UNITED NATIONS (Reuters) - A former Nicaraguan foreign minister who was to become Libya's envoy to the United Nations has dropped those plans and instead will represent Nicaragua at the world body, U.N. officials said on Friday.
Nicaragua's U.N. mission has submitted a letter stating that Miguel D'Escoto Brockmann, a fierce critic of the U.S. government who once served in a leftist Sandinista government, will become the Latin American country's deputy ambassador, U.N. officials told Reuters.
On Tuesday, Nicaragua had said D'Escoto would be Libya's U.N. envoy after most diplomats at the Libyan U.N. mission, including the ambassador and his deputy, defected from the government of Muammar Gaddafi in February and sided with rebels who launched an uprising.
Tripoli then appointed senior diplomat Ali Treki, a close associate of Gaddafi and former U.N. General Assembly president, as its U.N. envoy but he defected to the opposition as well after leaving Libya.
It was not clear when D'Escoto, a Catholic priest, would formally present his credentials to represent Nicaragua to U.N. Secretary-General Ban Ki-moon, though U.N. officials said it could be soon.
"It (the letter) says that he is to be appointed as the deputy permanent representative of Nicaragua to the U.N.," U.N. spokesman Farhan Haq said. "The letter is being studied."
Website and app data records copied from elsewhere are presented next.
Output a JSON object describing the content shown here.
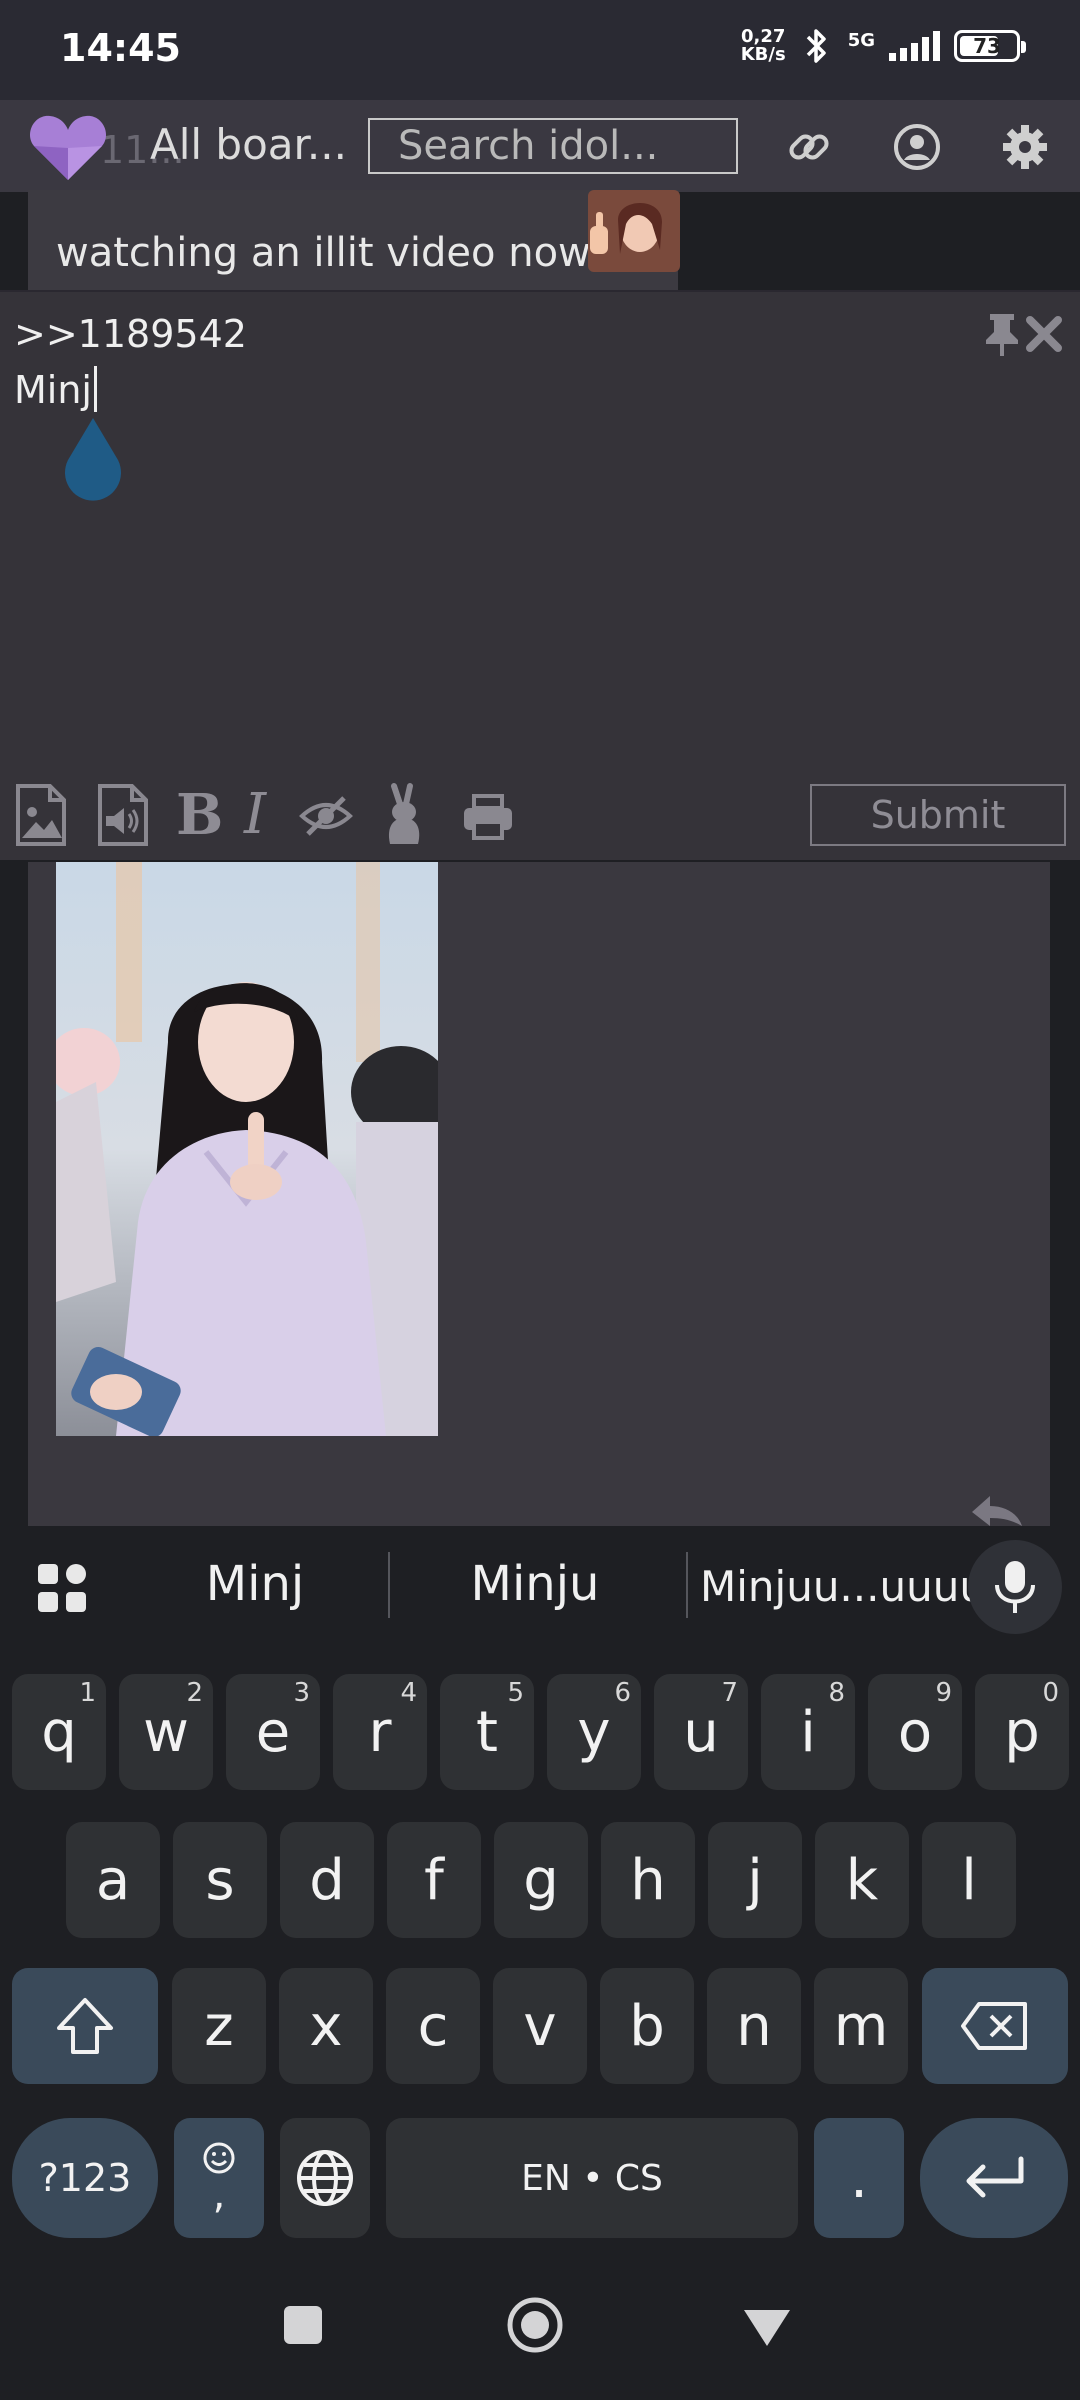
{
  "status_bar": {
    "time": "14:45",
    "net_speed_top": "0,27",
    "net_speed_bottom": "KB/s",
    "network": "5G",
    "battery": "73",
    "battery_level": 0.73
  },
  "nav": {
    "ghost_text": "11...",
    "boards_label": "All boar...",
    "search_placeholder": "Search idol..."
  },
  "post_preview": {
    "text": "watching an illit video now"
  },
  "composer": {
    "reply_ref": ">>1189542",
    "typed_text": "Minj",
    "submit_label": "Submit"
  },
  "keyboard": {
    "suggestions": [
      "Minj",
      "Minju",
      "Minjuu...uuuu"
    ],
    "row1": [
      {
        "k": "q",
        "h": "1"
      },
      {
        "k": "w",
        "h": "2"
      },
      {
        "k": "e",
        "h": "3"
      },
      {
        "k": "r",
        "h": "4"
      },
      {
        "k": "t",
        "h": "5"
      },
      {
        "k": "y",
        "h": "6"
      },
      {
        "k": "u",
        "h": "7"
      },
      {
        "k": "i",
        "h": "8"
      },
      {
        "k": "o",
        "h": "9"
      },
      {
        "k": "p",
        "h": "0"
      }
    ],
    "row2": [
      "a",
      "s",
      "d",
      "f",
      "g",
      "h",
      "j",
      "k",
      "l"
    ],
    "row3": [
      "z",
      "x",
      "c",
      "v",
      "b",
      "n",
      "m"
    ],
    "symbols_label": "?123",
    "emoji_comma": ",",
    "space_label": "EN • CS",
    "period": "."
  },
  "colors": {
    "accent_purple": "#a77fd6",
    "keyboard_mod": "#3a4a5a"
  }
}
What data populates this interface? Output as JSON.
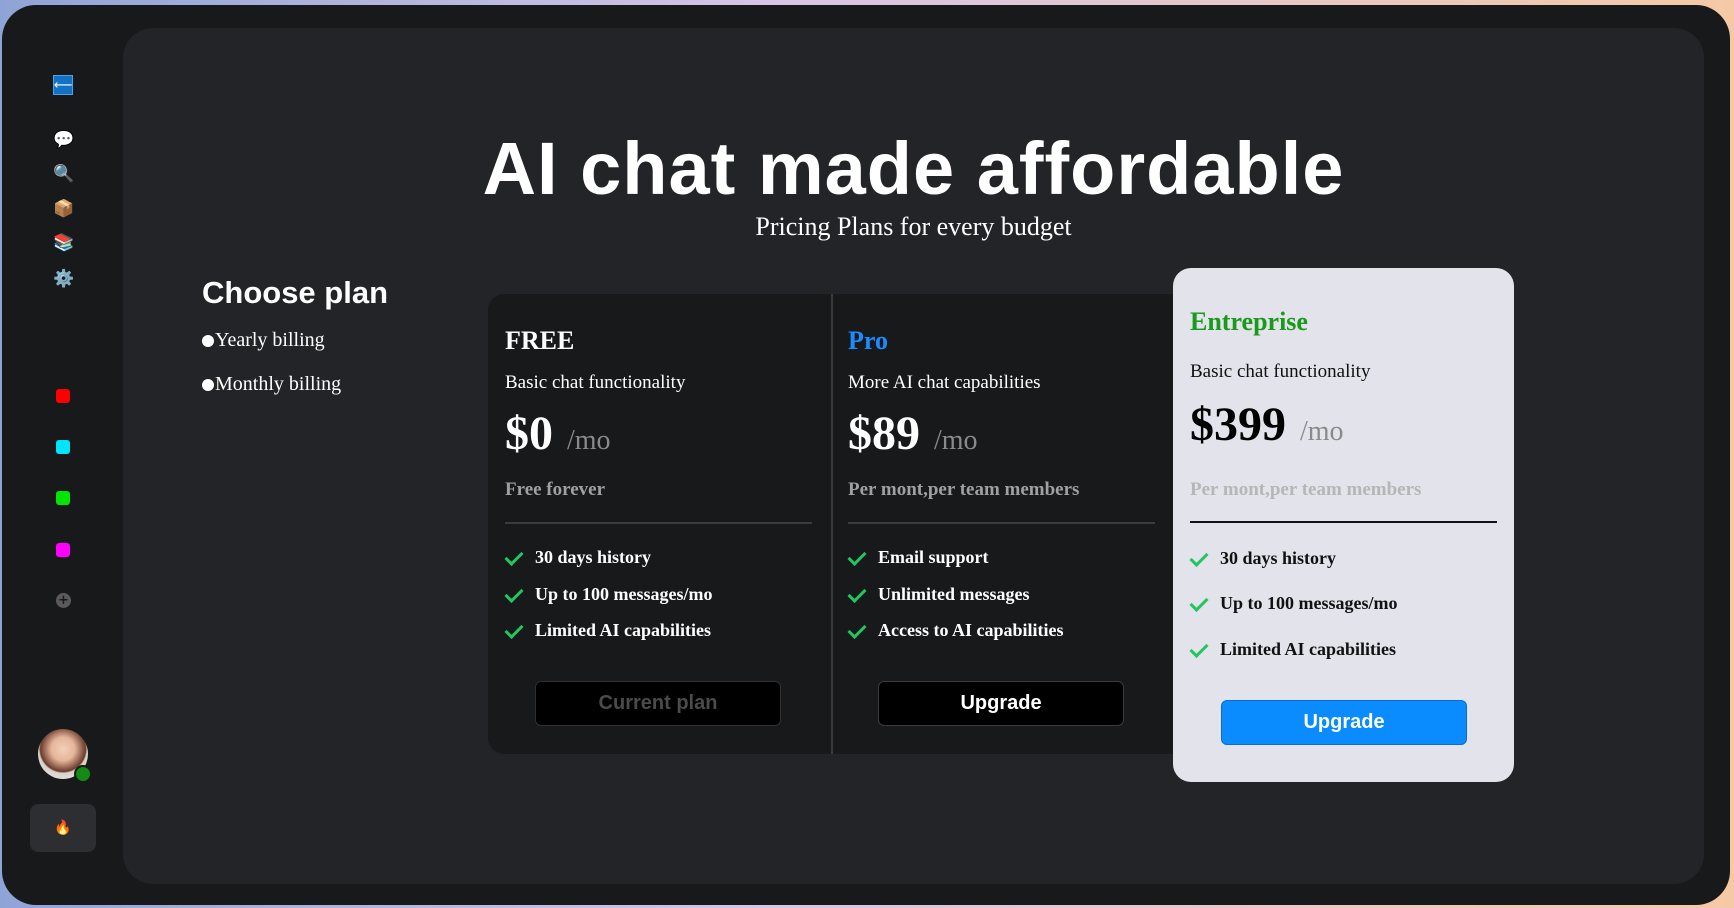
{
  "sidebar": {
    "icons": [
      "collapse-icon",
      "chat-icon",
      "search-icon",
      "package-icon",
      "books-icon",
      "gear-icon"
    ],
    "color_tags": [
      "#ff0000",
      "#00e5ff",
      "#00e600",
      "#ff00ff"
    ],
    "add_icon": "+",
    "fire_icon": "🔥"
  },
  "hero": {
    "title": "AI chat made affordable",
    "subtitle": "Pricing Plans for every budget"
  },
  "billing": {
    "heading": "Choose plan",
    "options": [
      "Yearly billing",
      "Monthly billing"
    ]
  },
  "plans": [
    {
      "name": "FREE",
      "name_color": "#ffffff",
      "description": "Basic chat functionality",
      "price": "$0",
      "per": "/mo",
      "note": "Free forever",
      "features": [
        "30 days history",
        "Up to 100 messages/mo",
        "Limited AI capabilities"
      ],
      "button": "Current plan"
    },
    {
      "name": "Pro",
      "name_color": "#1a8cff",
      "description": "More AI chat capabilities",
      "price": "$89",
      "per": "/mo",
      "note": "Per mont,per team members",
      "features": [
        "Email support",
        "Unlimited messages",
        "Access to AI capabilities"
      ],
      "button": "Upgrade"
    },
    {
      "name": "Entreprise",
      "name_color": "#1a9a1a",
      "description": "Basic chat functionality",
      "price": "$399",
      "per": "/mo",
      "note": "Per mont,per team members",
      "features": [
        "30 days history",
        "Up to 100 messages/mo",
        "Limited AI capabilities"
      ],
      "button": "Upgrade"
    }
  ]
}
Libya's deputy U.N. ambassador Ibrahim Dabbashi has told Reuters that he and other Libyan envoys are carrying on "business as usual" at the mission in midtown Manhattan, where diplomats are flying the rebel flag.
U.S. Ambassador Susan Rice had cast doubts on the legitimacy of Tripoli's appointment of D'Escoto, who was named to the post by former Libyan foreign minister Moussa Koussa. Koussa defected to Britain on Wednesday saying that he no longer wished to represent Gaddafi's government.
The Nicaraguan government of leftist President Daniel Ortega said on Tuesday D'Escoto had flown to U.N. headquarters in New York to "support our Libyan brothers in their diplomatic battle to enforce respect for its sovereignty."
U.N. officials said D'Escoto was now back in Nicaragua.
D'Escoto, a former president of the U.N. General Assembly, was born in the United States but renounced U.S. citizenship.
He once called former President Ronald Reagan "the butcher of my people" and angered U.S. officials with his criticism of Israel and U.S. policy while at the United Nations from 2008-09.
D'Escoto was foreign minister in an earlier Ortega administration that ruled Nicaragua from 1979-90 and that fought an insurgency by U.S.-backed rebels. He was born in Los Angeles and ordained as a Roman Catholic priest.
(Editing by Vicki Allen)